Additional offices and titles followed for the Black Stewart's descendants; Ninian Stewart was made Hereditary Captain and Keeper of Rothesay Castle in 1498; Sir James Stewart became a Baronet of Scotland and Nova Scotia in 1627; another James (died 1710) was created 1st Earl of Bute in 1703; the 4th Earl, John Stewart (died 1814), was made 1st Marquess of Bute in 1796 and his grandson, who inherited the Marquessate from him, also became, through marriage, Earl of Dumfries.[2] The present head of the family, John Crichton-Stuart, 7th Marquess of Bute (Johnny Dumfries), enjoyed a successful career in motor racing, including Formula One and was joint winner of the Le Mans 24 hour race in 1988.

Several Jameson's can be found in important positions of power on Bute into the mid 1700's. This would have made them influential within this clan. From 1436 to 1458 Niel Jamieson (Nigellus Jacobi) was the Chamberlain (camerarius) of Bute, and was responsible for the rents paid by tenants in the isle to the Crown. In 1458 when the king was in residence in Rothesay, Neil made such a poor mouth about the bad weather for the past twenty-two years and the loss of his fees from Arran, which had been scoured by raiders in 1444, that the compassionate monarch allowed him an extra payment of 8 chalders, for his vexations in gathering and dispatching the royal rents, or marts, to the courts.
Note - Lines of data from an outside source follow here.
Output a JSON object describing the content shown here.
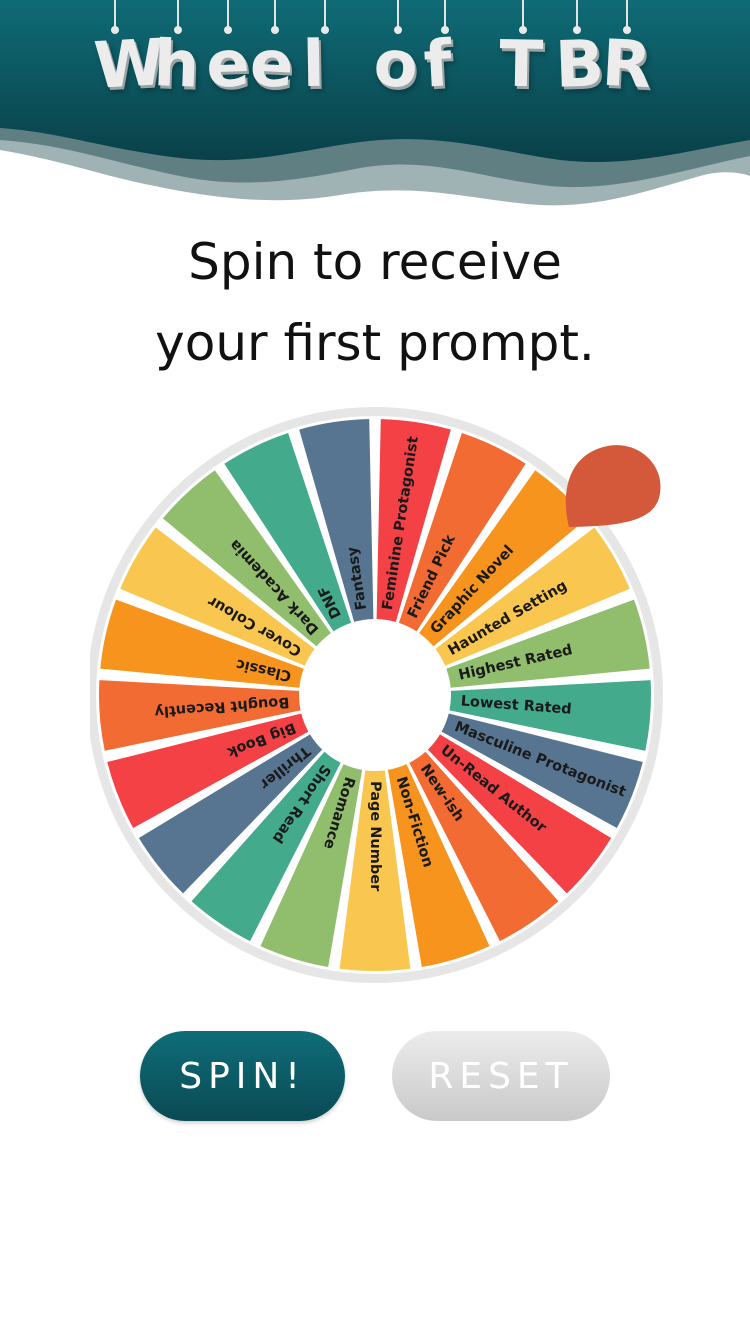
{
  "header": {
    "title": "Wheel of TBR",
    "colors": {
      "teal_top": "#0e6b76",
      "teal_bottom": "#0a4048",
      "wave_light": "#8ea3a6"
    }
  },
  "prompt": {
    "line1": "Spin to receive",
    "line2": "your first prompt."
  },
  "wheel": {
    "rim_color": "#e6e6e6",
    "pointer_color": "#d4583a",
    "segments": [
      {
        "label": "Feminine Protagonist",
        "color": "#f44146"
      },
      {
        "label": "Friend Pick",
        "color": "#f26b33"
      },
      {
        "label": "Graphic Novel",
        "color": "#f7941d"
      },
      {
        "label": "Haunted Setting",
        "color": "#f9c74f"
      },
      {
        "label": "Highest Rated",
        "color": "#90be6d"
      },
      {
        "label": "Lowest Rated",
        "color": "#43aa8b"
      },
      {
        "label": "Masculine Protagonist",
        "color": "#577590"
      },
      {
        "label": "Un-Read Author",
        "color": "#f44146"
      },
      {
        "label": "New-ish",
        "color": "#f26b33"
      },
      {
        "label": "Non-Fiction",
        "color": "#f7941d"
      },
      {
        "label": "Page Number",
        "color": "#f9c74f"
      },
      {
        "label": "Romance",
        "color": "#90be6d"
      },
      {
        "label": "Short Read",
        "color": "#43aa8b"
      },
      {
        "label": "Thriller",
        "color": "#577590"
      },
      {
        "label": "Big Book",
        "color": "#f44146"
      },
      {
        "label": "Bought Recently",
        "color": "#f26b33"
      },
      {
        "label": "Classic",
        "color": "#f7941d"
      },
      {
        "label": "Cover Colour",
        "color": "#f9c74f"
      },
      {
        "label": "Dark Academia",
        "color": "#90be6d"
      },
      {
        "label": "DNF",
        "color": "#43aa8b"
      },
      {
        "label": "Fantasy",
        "color": "#577590"
      }
    ]
  },
  "buttons": {
    "spin_label": "SPIN!",
    "reset_label": "RESET"
  }
}
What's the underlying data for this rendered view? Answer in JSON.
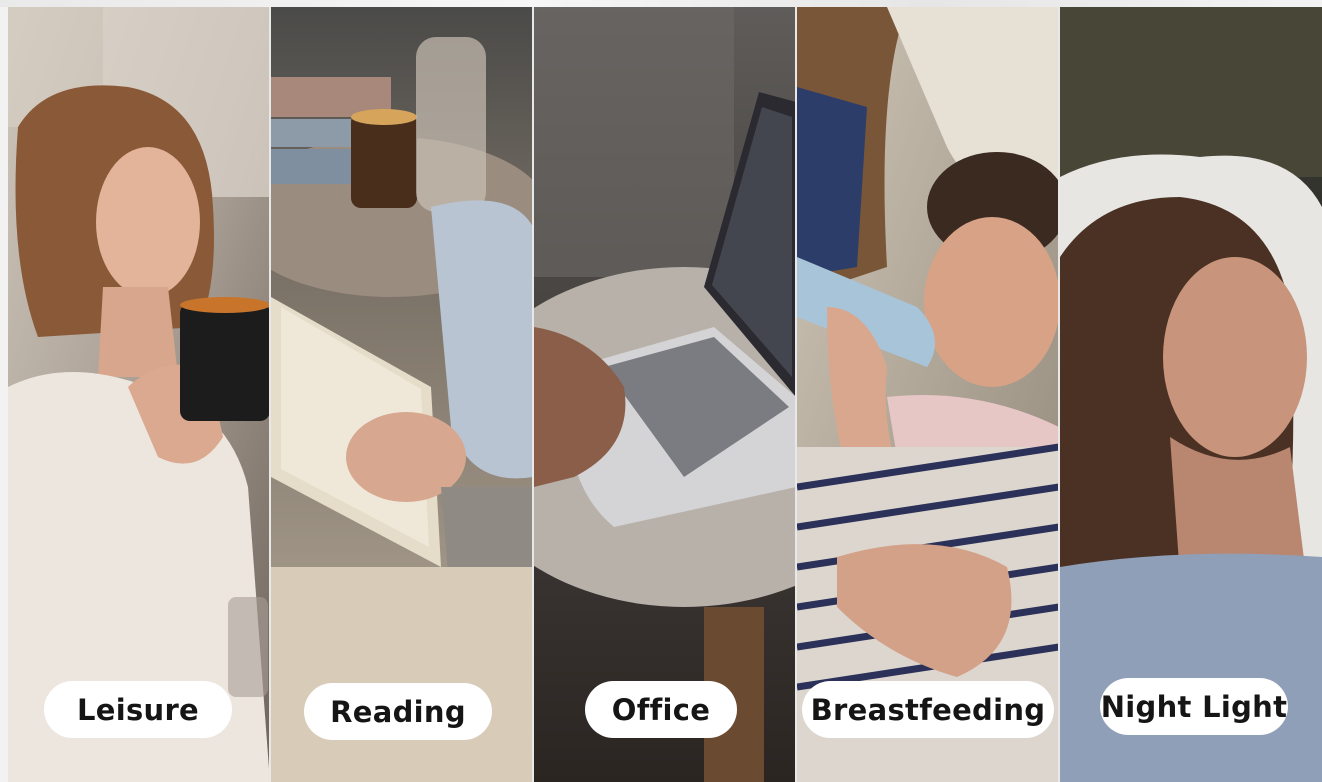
{
  "panels": [
    {
      "id": "leisure",
      "label": "Leisure"
    },
    {
      "id": "reading",
      "label": "Reading"
    },
    {
      "id": "office",
      "label": "Office"
    },
    {
      "id": "breastfeeding",
      "label": "Breastfeeding"
    },
    {
      "id": "night-light",
      "label": "Night Light"
    }
  ],
  "colors": {
    "label_bg": "#ffffff",
    "label_text": "#151515",
    "divider": "#e8e8e8"
  }
}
In 1506, Robert Jamesoun is enumerated among the so-called "Barons of Bute" who received charters from King James IV. In 1534, apparently the same individual, Robert Neilsoun, is confirmed by James V in the Crownership of the island and sheriffdom of Bute, which according to the deed of the grant, been held hereditarily by the family above two hundred years. In 1642, "Robert Jamieson, Crowner," the last of his family in the office, was an elder in the Church of Rothesay. After 1672 the Crowner's duties were transfered to other officers, and in 1748 the heritable jurisdiction was abolished by Act of Parliament.[3]

Besides holding important heridarty office for over three centuries, Jamesons on Bute had considerable landed property, which included Kilmorie, the Jamiesons' ancient castle in Rothesay parish, Buteshire, on the west coast of Bute island, opposite Inchmarnock; sometimes known as Crowner’s Castle, a sixteenth-century fortified keep. Its towers and other buildings are now in utter ruin,[4] which lapsed to the Bute family in 1780.

No specific connection has been made with any Jamesons on the Island of Bute and our Jameson ancestors either from old or current times.

The history of this clan is rich in its descriptions of many of their chiefs, their life and their battles, all of which is documented well elsewhere. As this is not intended to be a history of the clan the interested reader is urged to separately seek out this documentation.


[1]      dilecto fratri nostro, Joanni Senescallo de Bute,’ 11th November 1400 - www.electricscotland.com

[2]      Andrew McLean MA(Hons), PGCE(Sec), Dip.Arch.Ad. Mount Stuart Archivist

[3]      The Isle of Bute in Olden Time - James King Hewison - W. Blackwood & Sons - pp 161-163

[4]      Ordance Gazetter of Scottland - Vol 4 - pp 381